● **Exercise details**:
Using the entries that follow, state how many lines contain the word "your". The response is that number and nothing more.

-------- Supplied information

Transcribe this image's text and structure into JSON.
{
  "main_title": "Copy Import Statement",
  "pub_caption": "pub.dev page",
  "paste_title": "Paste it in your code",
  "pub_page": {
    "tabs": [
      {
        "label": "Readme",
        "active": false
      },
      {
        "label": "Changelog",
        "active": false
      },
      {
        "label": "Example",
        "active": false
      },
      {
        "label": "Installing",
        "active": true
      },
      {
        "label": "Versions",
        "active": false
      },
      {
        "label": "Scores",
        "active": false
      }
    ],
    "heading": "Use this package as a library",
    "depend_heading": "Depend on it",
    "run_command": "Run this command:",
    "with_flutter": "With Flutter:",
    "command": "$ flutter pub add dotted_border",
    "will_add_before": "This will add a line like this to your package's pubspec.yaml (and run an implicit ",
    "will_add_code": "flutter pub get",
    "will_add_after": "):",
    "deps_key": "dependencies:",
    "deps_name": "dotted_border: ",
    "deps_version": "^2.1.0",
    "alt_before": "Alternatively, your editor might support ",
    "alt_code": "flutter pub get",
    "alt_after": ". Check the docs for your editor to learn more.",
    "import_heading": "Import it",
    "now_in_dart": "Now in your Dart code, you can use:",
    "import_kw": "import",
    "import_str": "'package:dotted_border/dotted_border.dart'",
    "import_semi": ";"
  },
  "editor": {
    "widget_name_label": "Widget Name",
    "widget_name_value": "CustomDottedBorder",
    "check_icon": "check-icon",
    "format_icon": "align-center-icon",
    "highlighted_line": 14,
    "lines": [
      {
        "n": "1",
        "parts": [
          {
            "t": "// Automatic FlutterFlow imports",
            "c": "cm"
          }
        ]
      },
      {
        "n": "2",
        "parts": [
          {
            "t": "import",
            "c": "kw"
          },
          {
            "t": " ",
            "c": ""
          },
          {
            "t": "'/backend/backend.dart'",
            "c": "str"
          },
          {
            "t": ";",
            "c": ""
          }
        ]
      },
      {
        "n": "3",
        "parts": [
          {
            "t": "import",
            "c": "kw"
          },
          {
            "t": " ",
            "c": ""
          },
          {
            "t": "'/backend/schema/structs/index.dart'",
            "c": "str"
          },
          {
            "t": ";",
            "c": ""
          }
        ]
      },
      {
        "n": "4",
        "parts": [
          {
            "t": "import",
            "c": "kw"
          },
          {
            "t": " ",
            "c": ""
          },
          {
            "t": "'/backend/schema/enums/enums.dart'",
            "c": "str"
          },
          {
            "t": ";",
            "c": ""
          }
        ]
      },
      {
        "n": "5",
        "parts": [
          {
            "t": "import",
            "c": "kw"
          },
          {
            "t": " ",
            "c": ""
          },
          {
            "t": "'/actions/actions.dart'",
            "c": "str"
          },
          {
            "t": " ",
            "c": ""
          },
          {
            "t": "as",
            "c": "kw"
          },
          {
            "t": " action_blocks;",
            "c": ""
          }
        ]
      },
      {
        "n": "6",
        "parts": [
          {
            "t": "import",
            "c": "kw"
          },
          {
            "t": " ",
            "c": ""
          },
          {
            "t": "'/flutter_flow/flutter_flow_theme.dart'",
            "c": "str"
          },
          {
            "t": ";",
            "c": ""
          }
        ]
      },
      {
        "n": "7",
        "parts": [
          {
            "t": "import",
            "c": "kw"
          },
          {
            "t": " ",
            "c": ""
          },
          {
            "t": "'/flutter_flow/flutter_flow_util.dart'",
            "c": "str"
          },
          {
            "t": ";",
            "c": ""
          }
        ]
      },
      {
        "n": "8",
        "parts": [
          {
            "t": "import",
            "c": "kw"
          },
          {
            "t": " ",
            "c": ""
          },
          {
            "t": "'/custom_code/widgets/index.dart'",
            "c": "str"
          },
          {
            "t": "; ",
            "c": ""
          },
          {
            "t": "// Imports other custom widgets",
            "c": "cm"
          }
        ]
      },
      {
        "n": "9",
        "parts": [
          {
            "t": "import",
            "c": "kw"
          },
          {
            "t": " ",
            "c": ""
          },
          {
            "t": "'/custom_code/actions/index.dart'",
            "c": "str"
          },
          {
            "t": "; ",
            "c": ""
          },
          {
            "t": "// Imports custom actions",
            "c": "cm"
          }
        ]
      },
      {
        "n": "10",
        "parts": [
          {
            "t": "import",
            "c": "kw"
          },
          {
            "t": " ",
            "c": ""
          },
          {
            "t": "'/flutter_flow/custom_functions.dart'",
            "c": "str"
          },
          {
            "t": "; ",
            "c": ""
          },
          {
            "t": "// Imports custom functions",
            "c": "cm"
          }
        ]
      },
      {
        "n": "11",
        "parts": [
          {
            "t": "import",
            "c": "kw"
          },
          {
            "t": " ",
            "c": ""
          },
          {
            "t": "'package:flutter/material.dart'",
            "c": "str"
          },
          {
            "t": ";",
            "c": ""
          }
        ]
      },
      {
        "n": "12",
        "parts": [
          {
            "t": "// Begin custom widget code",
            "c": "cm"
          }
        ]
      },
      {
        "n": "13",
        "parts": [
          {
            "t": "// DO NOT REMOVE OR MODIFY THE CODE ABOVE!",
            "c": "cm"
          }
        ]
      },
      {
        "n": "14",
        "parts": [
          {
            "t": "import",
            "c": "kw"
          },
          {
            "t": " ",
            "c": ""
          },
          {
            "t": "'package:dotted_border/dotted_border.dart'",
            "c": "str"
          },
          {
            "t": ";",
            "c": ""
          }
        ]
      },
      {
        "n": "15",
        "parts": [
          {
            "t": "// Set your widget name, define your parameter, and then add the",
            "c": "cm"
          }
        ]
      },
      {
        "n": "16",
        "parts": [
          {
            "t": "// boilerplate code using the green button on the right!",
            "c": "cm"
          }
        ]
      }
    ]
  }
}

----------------

● **Response**:
6